When you’re in the backcountry communication is key. A solo traveler needs a reliable way to contact help in case there’s an emergency, and a group needs a reliable way to stay in touch with each other. While it’s tempting to rely on cell phones, if you’ve ventured far from the beaten path you’ve found that they aren’t always reliable.
Below we’ve outlined some of our top picks for alternative backcountry communication. We’ve also shared some of our top choices for systems that use the respective band. Each platform has its pros and cons, so take a look and decide what works best for your locale and purposes.
The Family Radio Service (FRS) also commonly known as the classic Walkie Talkie, is a private, short-distance radio used for two-way communication. The benefits of FRS is that there is no required license to transmit and the rules are pretty simple - you can only operate on 2 Watts. This stipulation greatly limits your range and capabilities.
FRS is a great tool as a back-up option for GMRS but where it shines is a 2-way communication between groups on the trail within a close proximity. FRS operates on 462 and 467 MHz in the ultra high frequency band on 22 authorized channels which are shared with GMRS. Operating in the best conditions (line of sight), a range of 2 miles is about all you’re going to get with FRS.
- CASEY DEMING | KO4UPO -
General Mobile Radio Service, commonly known as GMRS, is a step above your Family Radio Service radios. It requires a license, but there’s no test, and a 10 year license only costs $70. GMRS radios typically operate in the one to five watts power range.
This means you can expect handheld GMRS units to reach between one and two miles. In recent years mobile vehicle based units have become popular. Depending on the terrain these can reach up to five miles. Another benefit of GMRS radios is that they share channels 1-7 with the FRS system, but they also have GMRS exclusive channels 15-22. So if your group includes radios of both types you can all chat, but you’ll still have the extra power of the GMRS band.
This platform has become a great option for overlanding given the five mile range of larger GMRS radios will easily communicate from one end of a convoy of vehicles to another. However, some recent releases literally push the GMRS platform to the max. By law GMRS radios can transmit up to 50 watts of power, and the new Midland MXT500 and MXT575 take advantage of that law with 50 watts of broadcasting power.
The main difference between the two is the controls. The MXT500 controls are all on the head unit, whereas the MXT575 controls are on the mic. The MXT500 is currently available for $400, and the MXT575 will be available later this year.
- RICK STOWE-
Amateur radio, commonly known as Ham radio- in a nutshell- is a hobby, art/science, and public service all wrapped into one. To become a Ham, you have to pass a 35 question exam and be issued a license and a call sign by the FCC. There are 3 classes of license for Amateur radio operation: Technician, General, and Amateur Extra, respectively. Technician is the entry level class and must be obtained before you can test for the other license classes.
Depending on license class- Hams use a spectrum of allocated radio frequencies known as the amateur bands to communicate across town, throughout the continent, and even around the world, without the reliance upon cell phones or the internet.
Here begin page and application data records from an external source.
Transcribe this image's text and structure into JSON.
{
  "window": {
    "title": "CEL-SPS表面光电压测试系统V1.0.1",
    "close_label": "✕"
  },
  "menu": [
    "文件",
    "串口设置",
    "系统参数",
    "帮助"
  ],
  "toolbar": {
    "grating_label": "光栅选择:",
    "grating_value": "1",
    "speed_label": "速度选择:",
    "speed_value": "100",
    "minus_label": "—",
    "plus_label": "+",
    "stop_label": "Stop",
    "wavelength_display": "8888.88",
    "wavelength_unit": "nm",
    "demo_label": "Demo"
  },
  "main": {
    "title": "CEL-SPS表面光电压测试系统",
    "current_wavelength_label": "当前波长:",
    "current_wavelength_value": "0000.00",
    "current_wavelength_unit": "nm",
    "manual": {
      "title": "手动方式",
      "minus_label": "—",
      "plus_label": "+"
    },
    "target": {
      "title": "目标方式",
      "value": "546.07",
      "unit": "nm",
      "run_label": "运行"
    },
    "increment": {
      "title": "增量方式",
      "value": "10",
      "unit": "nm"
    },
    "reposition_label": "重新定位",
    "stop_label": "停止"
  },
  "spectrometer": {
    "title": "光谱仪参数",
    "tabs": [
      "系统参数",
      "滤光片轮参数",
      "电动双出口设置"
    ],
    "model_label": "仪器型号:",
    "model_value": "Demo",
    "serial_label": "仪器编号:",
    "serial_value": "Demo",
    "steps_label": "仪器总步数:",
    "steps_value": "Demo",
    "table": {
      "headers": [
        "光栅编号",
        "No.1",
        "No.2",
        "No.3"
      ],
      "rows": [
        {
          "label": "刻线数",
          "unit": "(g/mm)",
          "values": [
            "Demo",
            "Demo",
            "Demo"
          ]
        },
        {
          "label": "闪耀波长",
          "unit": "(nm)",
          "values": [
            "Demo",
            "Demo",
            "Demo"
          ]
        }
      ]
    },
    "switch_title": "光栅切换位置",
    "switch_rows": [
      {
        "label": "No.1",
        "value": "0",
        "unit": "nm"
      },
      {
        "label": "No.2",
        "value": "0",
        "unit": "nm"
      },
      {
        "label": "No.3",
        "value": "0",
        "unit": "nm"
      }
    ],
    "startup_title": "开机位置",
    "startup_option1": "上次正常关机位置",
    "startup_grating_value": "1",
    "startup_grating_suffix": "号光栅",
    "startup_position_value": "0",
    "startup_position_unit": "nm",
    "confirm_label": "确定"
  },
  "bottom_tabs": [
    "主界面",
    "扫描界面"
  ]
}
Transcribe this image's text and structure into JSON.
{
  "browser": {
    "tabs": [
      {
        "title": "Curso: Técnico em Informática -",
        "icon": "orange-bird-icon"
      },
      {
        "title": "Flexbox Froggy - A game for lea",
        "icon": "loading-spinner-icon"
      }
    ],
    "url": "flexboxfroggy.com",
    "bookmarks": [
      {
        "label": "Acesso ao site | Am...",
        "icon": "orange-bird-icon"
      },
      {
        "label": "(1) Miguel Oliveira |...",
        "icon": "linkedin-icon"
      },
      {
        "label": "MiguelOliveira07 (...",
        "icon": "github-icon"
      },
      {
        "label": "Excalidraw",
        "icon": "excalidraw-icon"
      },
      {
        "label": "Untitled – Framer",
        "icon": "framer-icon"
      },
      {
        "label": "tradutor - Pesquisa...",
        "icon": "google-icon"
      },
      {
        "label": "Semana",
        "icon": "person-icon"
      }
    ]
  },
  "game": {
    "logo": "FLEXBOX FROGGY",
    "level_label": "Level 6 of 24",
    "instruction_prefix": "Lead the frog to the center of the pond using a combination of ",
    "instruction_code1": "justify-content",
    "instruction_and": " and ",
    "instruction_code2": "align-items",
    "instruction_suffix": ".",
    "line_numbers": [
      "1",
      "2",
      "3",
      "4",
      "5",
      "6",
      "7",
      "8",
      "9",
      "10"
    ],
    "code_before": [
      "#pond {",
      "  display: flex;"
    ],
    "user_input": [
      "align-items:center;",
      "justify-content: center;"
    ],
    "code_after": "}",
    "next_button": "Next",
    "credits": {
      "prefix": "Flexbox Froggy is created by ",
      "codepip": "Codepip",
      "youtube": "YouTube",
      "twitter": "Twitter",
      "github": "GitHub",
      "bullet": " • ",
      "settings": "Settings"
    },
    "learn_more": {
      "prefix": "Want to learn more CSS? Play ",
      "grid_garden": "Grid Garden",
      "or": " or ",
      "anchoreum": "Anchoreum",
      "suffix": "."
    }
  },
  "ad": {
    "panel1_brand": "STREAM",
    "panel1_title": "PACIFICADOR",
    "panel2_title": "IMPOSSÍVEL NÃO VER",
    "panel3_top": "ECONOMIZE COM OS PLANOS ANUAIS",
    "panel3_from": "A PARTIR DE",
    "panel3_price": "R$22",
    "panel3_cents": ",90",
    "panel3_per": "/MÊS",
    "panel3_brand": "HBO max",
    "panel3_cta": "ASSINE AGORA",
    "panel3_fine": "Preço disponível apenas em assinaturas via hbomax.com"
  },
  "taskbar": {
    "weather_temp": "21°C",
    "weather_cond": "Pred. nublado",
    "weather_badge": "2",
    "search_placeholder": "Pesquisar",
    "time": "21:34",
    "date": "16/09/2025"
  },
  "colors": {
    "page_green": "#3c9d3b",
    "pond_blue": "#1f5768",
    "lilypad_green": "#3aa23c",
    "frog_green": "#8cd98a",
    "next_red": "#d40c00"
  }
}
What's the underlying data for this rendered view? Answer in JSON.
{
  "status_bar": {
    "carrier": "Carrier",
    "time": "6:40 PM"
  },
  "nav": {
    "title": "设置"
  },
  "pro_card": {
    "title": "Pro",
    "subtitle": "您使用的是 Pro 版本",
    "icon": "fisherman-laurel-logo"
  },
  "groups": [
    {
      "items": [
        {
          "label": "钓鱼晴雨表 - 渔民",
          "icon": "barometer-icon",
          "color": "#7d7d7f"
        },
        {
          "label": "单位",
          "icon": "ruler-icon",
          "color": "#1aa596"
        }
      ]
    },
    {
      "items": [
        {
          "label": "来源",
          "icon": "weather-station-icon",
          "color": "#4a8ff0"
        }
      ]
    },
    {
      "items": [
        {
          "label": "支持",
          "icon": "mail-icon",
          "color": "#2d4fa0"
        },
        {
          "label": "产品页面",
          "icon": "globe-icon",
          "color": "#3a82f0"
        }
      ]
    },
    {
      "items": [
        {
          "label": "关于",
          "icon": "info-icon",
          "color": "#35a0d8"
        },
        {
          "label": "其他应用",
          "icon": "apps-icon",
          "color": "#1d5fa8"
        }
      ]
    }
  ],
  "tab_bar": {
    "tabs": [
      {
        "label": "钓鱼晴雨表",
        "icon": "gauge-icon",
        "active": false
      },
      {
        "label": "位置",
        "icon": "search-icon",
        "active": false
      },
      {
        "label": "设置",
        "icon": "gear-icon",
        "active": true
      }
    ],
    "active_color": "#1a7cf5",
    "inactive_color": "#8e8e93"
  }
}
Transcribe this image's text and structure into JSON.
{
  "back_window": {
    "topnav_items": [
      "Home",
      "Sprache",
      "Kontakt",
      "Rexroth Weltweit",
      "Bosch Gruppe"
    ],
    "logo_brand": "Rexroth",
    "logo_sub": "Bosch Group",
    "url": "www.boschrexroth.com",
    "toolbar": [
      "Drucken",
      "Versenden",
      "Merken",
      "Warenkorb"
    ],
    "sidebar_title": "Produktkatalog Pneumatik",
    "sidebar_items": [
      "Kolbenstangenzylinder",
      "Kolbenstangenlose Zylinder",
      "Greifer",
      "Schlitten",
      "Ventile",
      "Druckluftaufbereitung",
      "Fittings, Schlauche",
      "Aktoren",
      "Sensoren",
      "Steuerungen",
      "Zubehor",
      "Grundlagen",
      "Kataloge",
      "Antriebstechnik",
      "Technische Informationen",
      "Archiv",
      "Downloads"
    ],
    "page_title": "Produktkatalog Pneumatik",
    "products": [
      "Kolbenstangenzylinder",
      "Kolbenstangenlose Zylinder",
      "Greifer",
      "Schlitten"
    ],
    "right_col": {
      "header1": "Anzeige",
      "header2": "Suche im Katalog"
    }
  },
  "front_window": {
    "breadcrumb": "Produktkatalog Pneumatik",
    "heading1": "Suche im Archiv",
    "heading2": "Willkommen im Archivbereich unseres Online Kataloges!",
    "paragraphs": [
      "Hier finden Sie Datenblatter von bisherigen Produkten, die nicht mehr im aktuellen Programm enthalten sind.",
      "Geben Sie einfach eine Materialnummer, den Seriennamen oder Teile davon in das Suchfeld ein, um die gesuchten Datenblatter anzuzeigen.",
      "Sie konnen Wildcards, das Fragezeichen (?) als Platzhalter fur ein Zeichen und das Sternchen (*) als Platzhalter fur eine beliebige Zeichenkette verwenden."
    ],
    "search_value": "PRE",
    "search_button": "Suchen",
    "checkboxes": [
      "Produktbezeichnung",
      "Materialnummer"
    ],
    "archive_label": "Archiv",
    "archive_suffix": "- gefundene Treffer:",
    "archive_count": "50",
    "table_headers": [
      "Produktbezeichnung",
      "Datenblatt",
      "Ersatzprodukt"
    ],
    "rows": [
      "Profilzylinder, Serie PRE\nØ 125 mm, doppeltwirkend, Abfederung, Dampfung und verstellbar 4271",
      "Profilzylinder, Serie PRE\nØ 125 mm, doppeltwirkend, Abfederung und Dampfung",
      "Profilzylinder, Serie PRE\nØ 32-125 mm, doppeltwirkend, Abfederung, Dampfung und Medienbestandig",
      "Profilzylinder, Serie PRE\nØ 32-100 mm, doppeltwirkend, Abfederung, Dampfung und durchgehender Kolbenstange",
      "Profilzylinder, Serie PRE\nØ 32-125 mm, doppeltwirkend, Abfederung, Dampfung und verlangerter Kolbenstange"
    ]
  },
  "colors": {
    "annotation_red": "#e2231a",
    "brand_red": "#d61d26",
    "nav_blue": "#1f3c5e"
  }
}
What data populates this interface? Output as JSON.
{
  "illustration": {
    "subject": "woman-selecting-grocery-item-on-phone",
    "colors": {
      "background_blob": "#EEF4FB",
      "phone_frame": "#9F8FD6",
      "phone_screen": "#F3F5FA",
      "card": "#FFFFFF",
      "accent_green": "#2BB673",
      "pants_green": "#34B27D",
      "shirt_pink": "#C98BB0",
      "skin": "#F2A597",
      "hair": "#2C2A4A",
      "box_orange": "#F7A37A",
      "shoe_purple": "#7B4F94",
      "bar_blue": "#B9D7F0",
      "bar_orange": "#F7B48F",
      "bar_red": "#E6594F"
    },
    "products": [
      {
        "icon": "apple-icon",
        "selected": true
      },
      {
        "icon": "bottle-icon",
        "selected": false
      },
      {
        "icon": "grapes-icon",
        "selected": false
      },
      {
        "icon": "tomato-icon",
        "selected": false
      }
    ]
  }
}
The advantage of Ham Radio over GMRS, is RANGE! By using the amateur bands and a portable radio - it is possible to communicate vast distances with as little as 5 watts. It is touted that when nothing else works. Ham radio gets through!
The license fee to become a Ham is $35 and the study material will cost between $15-$35. There are also a multitude of phone apps and free online study resources to choose from to help you pass the exam and get on the air. Find a local Amateur radio club in your area via the internet and they will provide you with scheduled exam dates and locations. If you're local to us here are Georgia Bushcraft, we will be hosting another Ham Cram in April 2023.
Radio options are practically unlimited and getting on the air can be as simple as purchasing a handheld 5 watt Baofeng UV-5R for as little as $40 and as sophisticated as an Icom IC-7300 base station, equipped with an amplifier providing you up 1500 watts of power, that range into the thousands of dollars. As fore mentioned above - the choices are vast and there are plenty options to fit any budget.